The game-changing trick that makes defrosted meat taste better

If you are in the habit of keeping a stash of meat in your freezer at all times, you are probably familiar with the slight change in flavor that occurs once the meat is defrosted. Meat the Butchers explains when meat is frozen, sharp little ice crystals form within the flesh, causing some of the fibers to weaken and break down. Once the meat is thawed, these weak spots allow some of the meat's inherent flavor to seep out.

This is frustrating, of course, because you paid for that flavor and it feels a tiny bit like you're being punished for planning ahead and buying in bulk, right? Fortunately, there's a solution and it's probably sitting in your pantry right now. According to The Kitchn, adding a splash of balsamic vinegar to your meat as it defrosts will add subtle flavor to steak, pork, or chicken and the acid actually helps tenderize the protein, making you forget it ever spent a minute in the icebox. Here's how to put this game-changing trick to work in your kitchen.

Add balsamic vinegar to your meat as it defrosts

Before we get into how simple it is to bump up the flavor of defrosted meat with balsamic vinegar, let's cover some ground rules. Unless you want harmful bacterial cooties, do not thaw your meat on the counter or in hot water. According to The Kitchn, the proper way to defrost meat is either in the refrigerator for as long as needed or, if you're in a hurry, under cool running water. The microwave works, too, but that doesn't leave time for the balsamic vinegar to work its magic, which is the real reason we're all here.

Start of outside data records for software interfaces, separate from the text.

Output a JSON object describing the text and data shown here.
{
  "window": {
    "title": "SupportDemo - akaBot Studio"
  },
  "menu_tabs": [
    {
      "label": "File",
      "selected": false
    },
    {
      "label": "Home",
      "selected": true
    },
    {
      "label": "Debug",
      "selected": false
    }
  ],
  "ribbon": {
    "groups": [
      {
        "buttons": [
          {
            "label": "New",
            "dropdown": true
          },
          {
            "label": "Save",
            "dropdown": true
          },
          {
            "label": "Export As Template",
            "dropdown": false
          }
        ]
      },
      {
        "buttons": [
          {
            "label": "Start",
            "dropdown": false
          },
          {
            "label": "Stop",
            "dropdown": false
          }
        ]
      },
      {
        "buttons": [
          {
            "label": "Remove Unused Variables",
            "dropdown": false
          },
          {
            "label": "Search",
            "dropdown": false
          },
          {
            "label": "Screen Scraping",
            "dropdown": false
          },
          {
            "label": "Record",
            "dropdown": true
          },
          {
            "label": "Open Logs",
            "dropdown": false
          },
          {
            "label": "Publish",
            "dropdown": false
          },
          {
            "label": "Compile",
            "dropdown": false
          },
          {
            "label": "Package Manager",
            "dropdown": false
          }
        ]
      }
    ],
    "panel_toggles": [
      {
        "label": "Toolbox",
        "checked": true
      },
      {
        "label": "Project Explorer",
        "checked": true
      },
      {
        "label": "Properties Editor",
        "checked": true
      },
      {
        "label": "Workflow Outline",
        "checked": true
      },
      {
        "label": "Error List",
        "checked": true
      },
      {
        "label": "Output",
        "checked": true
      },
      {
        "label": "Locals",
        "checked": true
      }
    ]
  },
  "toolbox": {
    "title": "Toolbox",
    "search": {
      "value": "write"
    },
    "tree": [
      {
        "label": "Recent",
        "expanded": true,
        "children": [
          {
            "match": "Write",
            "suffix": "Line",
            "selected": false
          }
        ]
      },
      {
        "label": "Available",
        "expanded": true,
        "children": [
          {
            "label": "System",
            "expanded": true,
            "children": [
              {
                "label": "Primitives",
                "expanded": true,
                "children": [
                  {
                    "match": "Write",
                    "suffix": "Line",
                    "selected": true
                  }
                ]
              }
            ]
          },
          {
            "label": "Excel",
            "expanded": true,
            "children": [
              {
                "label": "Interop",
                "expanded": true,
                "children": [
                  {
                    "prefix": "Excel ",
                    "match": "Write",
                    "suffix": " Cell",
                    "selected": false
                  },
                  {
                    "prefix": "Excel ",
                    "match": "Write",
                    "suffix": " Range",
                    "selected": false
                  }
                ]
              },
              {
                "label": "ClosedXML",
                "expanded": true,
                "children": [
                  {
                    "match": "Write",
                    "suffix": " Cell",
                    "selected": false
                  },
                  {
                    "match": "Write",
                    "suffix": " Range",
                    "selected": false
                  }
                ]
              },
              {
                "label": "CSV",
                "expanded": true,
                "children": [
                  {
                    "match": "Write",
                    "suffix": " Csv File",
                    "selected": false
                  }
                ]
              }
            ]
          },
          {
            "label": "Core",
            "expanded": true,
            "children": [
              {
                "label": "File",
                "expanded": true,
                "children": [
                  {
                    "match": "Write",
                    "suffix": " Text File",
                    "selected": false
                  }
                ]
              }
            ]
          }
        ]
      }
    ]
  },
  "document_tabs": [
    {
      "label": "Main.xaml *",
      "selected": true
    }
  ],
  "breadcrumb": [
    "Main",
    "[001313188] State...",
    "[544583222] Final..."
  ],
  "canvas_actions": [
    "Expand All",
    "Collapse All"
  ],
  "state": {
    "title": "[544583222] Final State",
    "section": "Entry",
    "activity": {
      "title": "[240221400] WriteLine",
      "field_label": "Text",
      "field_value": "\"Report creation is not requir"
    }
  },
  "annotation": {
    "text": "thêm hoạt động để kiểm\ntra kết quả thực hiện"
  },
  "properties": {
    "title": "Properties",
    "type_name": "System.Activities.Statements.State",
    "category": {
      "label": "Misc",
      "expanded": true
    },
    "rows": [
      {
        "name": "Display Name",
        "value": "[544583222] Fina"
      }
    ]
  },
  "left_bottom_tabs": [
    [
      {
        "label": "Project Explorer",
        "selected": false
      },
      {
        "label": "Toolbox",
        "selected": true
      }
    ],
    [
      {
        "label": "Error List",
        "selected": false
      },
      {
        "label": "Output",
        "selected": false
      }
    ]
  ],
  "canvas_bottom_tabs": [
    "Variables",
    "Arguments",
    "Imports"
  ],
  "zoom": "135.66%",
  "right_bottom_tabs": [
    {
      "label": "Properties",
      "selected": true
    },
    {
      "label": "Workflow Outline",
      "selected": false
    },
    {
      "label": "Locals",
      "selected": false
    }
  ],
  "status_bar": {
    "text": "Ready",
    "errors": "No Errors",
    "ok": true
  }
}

To put this trick into action, The Kitchn recommends adding one tablespoon of balsamic vinegar per pound of meat to a zip-top bag along with your frozen meat. Thaw in the refrigerator or under cool water; as the meat defrosts its natural juices will combine with the vinegar to create plenty of liquid for the meat to marinate in. The meat will be infused with the balsamic's sweet, complex flavor, and the acid will tenderize and preserve the protein (via the Institute of Culinary Education). Once the meat has thawed and you're ready to cook, remove the steak, pork, or chicken from the bag and discard the marinade. Cook the meat as you normally would – just be sure to add oil as needed to prevent sticking. With this game-changing trick in your back pocket, you'll never be stuck with bland, boring meat again.